• **Problem requirements**: The records below must be output exactly, with no images carried over.
Exercise material Start Marker
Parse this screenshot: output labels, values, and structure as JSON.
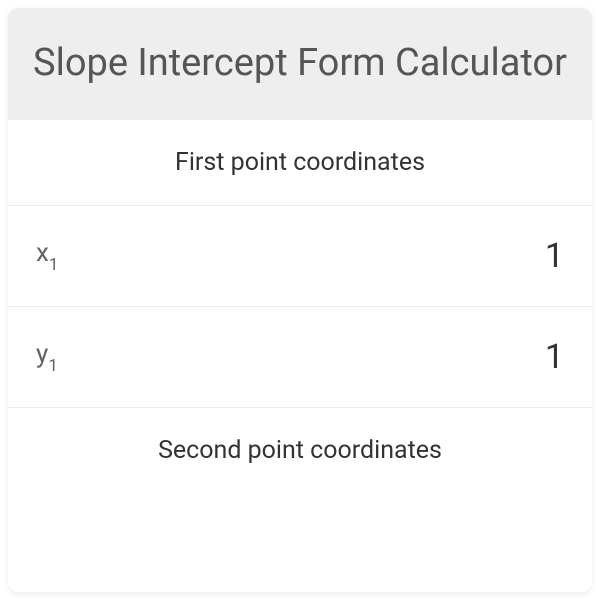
{
  "header": {
    "title": "Slope Intercept Form Calculator"
  },
  "sections": {
    "first": {
      "title": "First point coordinates",
      "x_label_base": "x",
      "x_label_sub": "1",
      "x_value": "1",
      "y_label_base": "y",
      "y_label_sub": "1",
      "y_value": "1"
    },
    "second": {
      "title": "Second point coordinates"
    }
  }
}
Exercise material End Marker
• **Task solution**:
Parse this screenshot: output labels, values, and structure as JSON.
{
  "header": {
    "title": "Slope Intercept Form Calculator"
  },
  "sections": {
    "first": {
      "title": "First point coordinates",
      "x_label_base": "x",
      "x_label_sub": "1",
      "x_value": "1",
      "y_label_base": "y",
      "y_label_sub": "1",
      "y_value": "1"
    },
    "second": {
      "title": "Second point coordinates"
    }
  }
}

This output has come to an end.